Introduction to Azure SQL DB, Part 1: Overview

My immersion into the world of JavaScript began during a time of great flux for databases. The emergence of document-based, key-value, and graph databases (among a variety of others), all providing specializations based on their models and engines can be mind-boggling. Evolving right along with the rest of these, however, is the tried and true relational DBMS. In fact, adoption of cloud-based relational DBMS is rapidly accelerating as platforms and cloud technologies mature, and as this adoption increases, we'll continue to see powerful developments under the hood of database PaaS (or DBaaS). The writing is on the wall – the popularity of cloud-based Relational DBMS has increased ten-fold over the last four years from 0.1% to 1.6% of all DBMS. It isn't difficult to imagine that growth continuing and breaching 10% within only a matter of years.

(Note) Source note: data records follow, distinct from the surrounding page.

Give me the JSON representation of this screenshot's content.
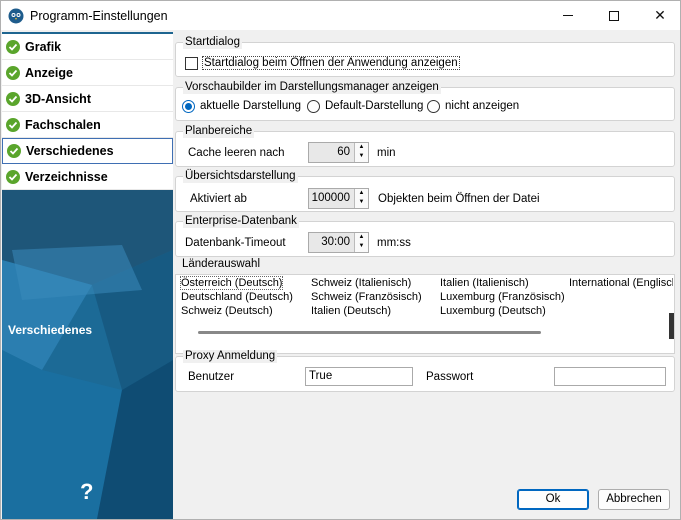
{
  "window": {
    "title": "Programm-Einstellungen",
    "app_icon": "owl-logo-icon"
  },
  "sidebar": {
    "items": [
      {
        "label": "Grafik",
        "active": false
      },
      {
        "label": "Anzeige",
        "active": false
      },
      {
        "label": "3D-Ansicht",
        "active": false
      },
      {
        "label": "Fachschalen",
        "active": false
      },
      {
        "label": "Verschiedenes",
        "active": true
      },
      {
        "label": "Verzeichnisse",
        "active": false
      }
    ],
    "section_label": "Verschiedenes",
    "help": "?"
  },
  "startdialog": {
    "legend": "Startdialog",
    "checkbox_label": "Startdialog beim Öffnen der Anwendung anzeigen",
    "checked": false
  },
  "preview": {
    "legend": "Vorschaubilder im Darstellungsmanager anzeigen",
    "options": [
      {
        "label": "aktuelle Darstellung",
        "selected": true
      },
      {
        "label": "Default-Darstellung",
        "selected": false
      },
      {
        "label": "nicht anzeigen",
        "selected": false
      }
    ]
  },
  "planbereiche": {
    "legend": "Planbereiche",
    "label": "Cache leeren nach",
    "value": "60",
    "unit": "min"
  },
  "overview": {
    "legend": "Übersichtsdarstellung",
    "label": "Aktiviert ab",
    "value": "100000",
    "unit": "Objekten beim Öffnen der Datei"
  },
  "enterprise": {
    "legend": "Enterprise-Datenbank",
    "label": "Datenbank-Timeout",
    "value": "30:00",
    "unit": "mm:ss"
  },
  "countries": {
    "legend": "Länderauswahl",
    "columns": [
      [
        "Österreich (Deutsch)",
        "Deutschland (Deutsch)",
        "Schweiz (Deutsch)"
      ],
      [
        "Schweiz (Italienisch)",
        "Schweiz (Französisch)",
        "Italien (Deutsch)"
      ],
      [
        "Italien (Italienisch)",
        "Luxemburg (Französisch)",
        "Luxemburg (Deutsch)"
      ],
      [
        "International (Englisch"
      ]
    ],
    "selected": "Österreich (Deutsch)"
  },
  "proxy": {
    "legend": "Proxy Anmeldung",
    "user_label": "Benutzer",
    "user_value": "True",
    "password_label": "Passwort",
    "password_value": ""
  },
  "buttons": {
    "ok": "Ok",
    "cancel": "Abbrechen"
  }
}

Enter Azure SQL Database

"Azure SQL Database is a relational database-as-a-service using the Microsoft SQL Server Engine. SQL Database is a high-performance, reliable, and secure database you can use to build data-driven applications and websites in the programming language of your choice, without needing to manage infrastructure." - Azure SQL Documentation

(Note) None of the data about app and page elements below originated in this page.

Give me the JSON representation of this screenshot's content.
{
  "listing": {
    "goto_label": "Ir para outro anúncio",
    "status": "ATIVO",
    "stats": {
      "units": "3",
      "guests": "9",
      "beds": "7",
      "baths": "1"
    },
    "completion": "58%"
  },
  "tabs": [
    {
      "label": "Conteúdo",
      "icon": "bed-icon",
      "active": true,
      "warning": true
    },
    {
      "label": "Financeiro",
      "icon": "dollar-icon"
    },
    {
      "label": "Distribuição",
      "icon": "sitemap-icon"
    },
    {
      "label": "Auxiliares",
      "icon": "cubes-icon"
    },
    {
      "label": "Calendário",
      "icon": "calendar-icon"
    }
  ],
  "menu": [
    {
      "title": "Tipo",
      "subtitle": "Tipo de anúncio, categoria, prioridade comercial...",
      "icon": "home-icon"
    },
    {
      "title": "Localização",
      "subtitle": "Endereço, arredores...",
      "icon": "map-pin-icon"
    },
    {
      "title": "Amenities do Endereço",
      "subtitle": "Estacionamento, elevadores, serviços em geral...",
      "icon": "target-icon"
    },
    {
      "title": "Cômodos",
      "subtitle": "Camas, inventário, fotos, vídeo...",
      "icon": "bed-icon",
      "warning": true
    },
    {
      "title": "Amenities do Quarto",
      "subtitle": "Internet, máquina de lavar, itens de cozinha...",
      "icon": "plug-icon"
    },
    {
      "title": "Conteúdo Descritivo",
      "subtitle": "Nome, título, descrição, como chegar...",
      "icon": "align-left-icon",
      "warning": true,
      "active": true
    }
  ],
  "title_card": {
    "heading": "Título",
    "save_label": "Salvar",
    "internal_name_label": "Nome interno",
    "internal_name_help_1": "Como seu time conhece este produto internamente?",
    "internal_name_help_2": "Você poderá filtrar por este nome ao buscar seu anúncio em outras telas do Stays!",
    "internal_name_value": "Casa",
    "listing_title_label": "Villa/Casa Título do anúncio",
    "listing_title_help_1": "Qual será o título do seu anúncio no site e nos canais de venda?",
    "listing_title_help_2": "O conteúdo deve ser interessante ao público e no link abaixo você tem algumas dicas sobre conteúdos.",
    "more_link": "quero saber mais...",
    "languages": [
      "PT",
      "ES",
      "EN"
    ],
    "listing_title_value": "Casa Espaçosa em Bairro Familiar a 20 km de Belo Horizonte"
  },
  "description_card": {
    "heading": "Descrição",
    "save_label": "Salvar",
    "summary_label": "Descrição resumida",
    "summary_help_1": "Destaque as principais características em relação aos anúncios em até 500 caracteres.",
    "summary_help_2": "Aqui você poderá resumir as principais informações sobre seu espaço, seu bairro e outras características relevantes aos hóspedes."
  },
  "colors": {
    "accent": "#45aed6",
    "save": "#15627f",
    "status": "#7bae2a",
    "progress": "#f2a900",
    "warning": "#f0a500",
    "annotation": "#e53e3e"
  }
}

Azure SQL DB seems to be the premiere option in terms of cloud-based Relational DBMS; ranking the highest in popularity among cloud-based Relationship DBMS; not to mention that the database engine it is using (Microsoft SQL Server) is currently the third most popular in the world. It certainly behooves us to explore some of the capabilities of Azure SQL DB; especially with respect to JavaScript. Awesomely, it only costs about $5/month to get started on Azure SQL DB using a fully isolated database for testing and development, complete with a 99.99% uptime SLA.

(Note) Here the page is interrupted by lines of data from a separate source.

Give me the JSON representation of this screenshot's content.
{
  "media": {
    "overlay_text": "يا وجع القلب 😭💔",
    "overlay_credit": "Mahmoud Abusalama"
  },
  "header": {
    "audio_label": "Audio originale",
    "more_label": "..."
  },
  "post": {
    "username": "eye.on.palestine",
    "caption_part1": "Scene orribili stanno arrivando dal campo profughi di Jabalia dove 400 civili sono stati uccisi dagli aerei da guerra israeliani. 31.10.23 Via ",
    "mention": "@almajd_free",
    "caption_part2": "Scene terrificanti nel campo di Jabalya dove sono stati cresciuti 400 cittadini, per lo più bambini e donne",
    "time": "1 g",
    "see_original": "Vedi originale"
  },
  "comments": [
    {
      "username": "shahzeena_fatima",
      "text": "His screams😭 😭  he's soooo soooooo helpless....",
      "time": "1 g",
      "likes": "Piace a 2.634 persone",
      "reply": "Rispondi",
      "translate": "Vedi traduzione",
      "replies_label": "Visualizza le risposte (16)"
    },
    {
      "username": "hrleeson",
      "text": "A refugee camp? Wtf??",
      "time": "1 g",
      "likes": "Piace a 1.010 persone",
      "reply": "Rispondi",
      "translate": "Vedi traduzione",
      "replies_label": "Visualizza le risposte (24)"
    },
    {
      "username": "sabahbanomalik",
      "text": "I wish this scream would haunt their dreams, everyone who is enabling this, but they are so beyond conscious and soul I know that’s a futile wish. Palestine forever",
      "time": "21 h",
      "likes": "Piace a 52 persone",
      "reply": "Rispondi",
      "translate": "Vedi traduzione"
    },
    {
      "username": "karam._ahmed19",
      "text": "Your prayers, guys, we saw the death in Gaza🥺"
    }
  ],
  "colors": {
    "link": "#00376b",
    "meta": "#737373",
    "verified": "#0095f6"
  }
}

Azure SQL DB supports connections via Node.js and has a mature (but actively developed) driver through Tedious.

Side note: Azure SQL DB has built-in functionality for ingesting and returning JSON data; meaning it is unnecessary to write client or server-side code to reformat results from tables to JSON. A win for Azure SQL DB. : )

The architecture behind Azure SQL DB is fascinating but extends beyond the scope of this article. If you're interested though, I'd recommend beginning with "What is the Azure SQL database service?".

I've been spoiled by the simplicity of setting up and using other types of databases like MongoDB and Firebase, so I came into my testing of Azure SQL Database with pretty high expectations. I expect to be able to just "switch on" a product, and by all means – Azure SQL DB does not disappoint. My experience with Azure SQL DB so far has shown that nearly all of the setup and database administration is abstracted away and simply not a concern. Setting up Azure SQL DB via the Azure Portal takes only minutes, but there are a couple other methods available to deploy it programmatically – such as via Azure CLI or PowerShell. And of course – we can't turn down the opportunity to do something programmatically.

Another side note: Check out "Build an app using SQL Server" to get a walkthrough of setting up SQL Server 2016 Developer on your local machine. The process is incredibly simple.

Next up: Setting up Azure SQL Database...